The parts that directly affect the road transport industry form a small part of a much larger package, and we will summarise it in simple terms in this article.
Firstly, it is not yet law. Legislation needs to pass both Houses of Parliament before that can occur. The legislation will be examined by a Senate inquiry, so it will be some time in 2024 before it passes into law, is amended, or is rejected.
The biggest change as the legislation stands is an expansion of the role of the Fair Work Commission (FWC).
The new law would give the FWC the power to issue an Order or a Guideline, supported by regulations, to determine how road transport can operate.
These Orders or Guidelines would be determined by an Expert Panel, which would be a body made up of either part-time members with expertise in road transport or appropriately qualified FWC members.
The Expert Panel would also have power to make, vary or revoke a modern award that might relate to the road transport industry.
Orders could not replace existing Heavy Vehicle National Law, or Work Health and Safety laws.
The Expert Panel would consider the need for a safety net of minimum standards for so-called road transport workers and employees in the industry, but these standards would be required to ensure the road transport industry is safe, sustainable and viable.
Standards need to avoid unreasonable adverse impacts on competition, business viability, innovation and productivity, and administrative and compliance costs.
A Road Transport Advisory Group (RTAG) would be appointed by the Minister to support the FWC in carrying out its functions relating to road transport. RTAG members would need to be from organisations entitled to represent contractors or businesses in industrial matters.
Industry consultation would need to occur and 24 months’ notice given before changes take effect.

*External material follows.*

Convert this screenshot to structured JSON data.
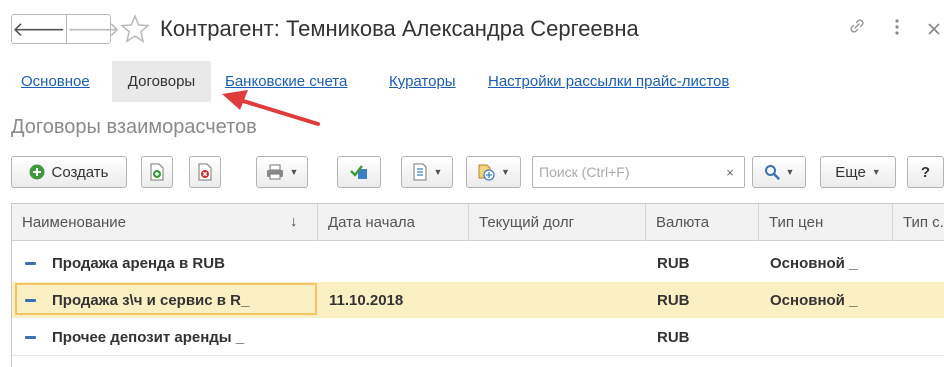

We will explain more in future newsletters. Meanwhile, if you have questions you can send them here.
Take a look at other items from the 13 September 2023 Newsletter here.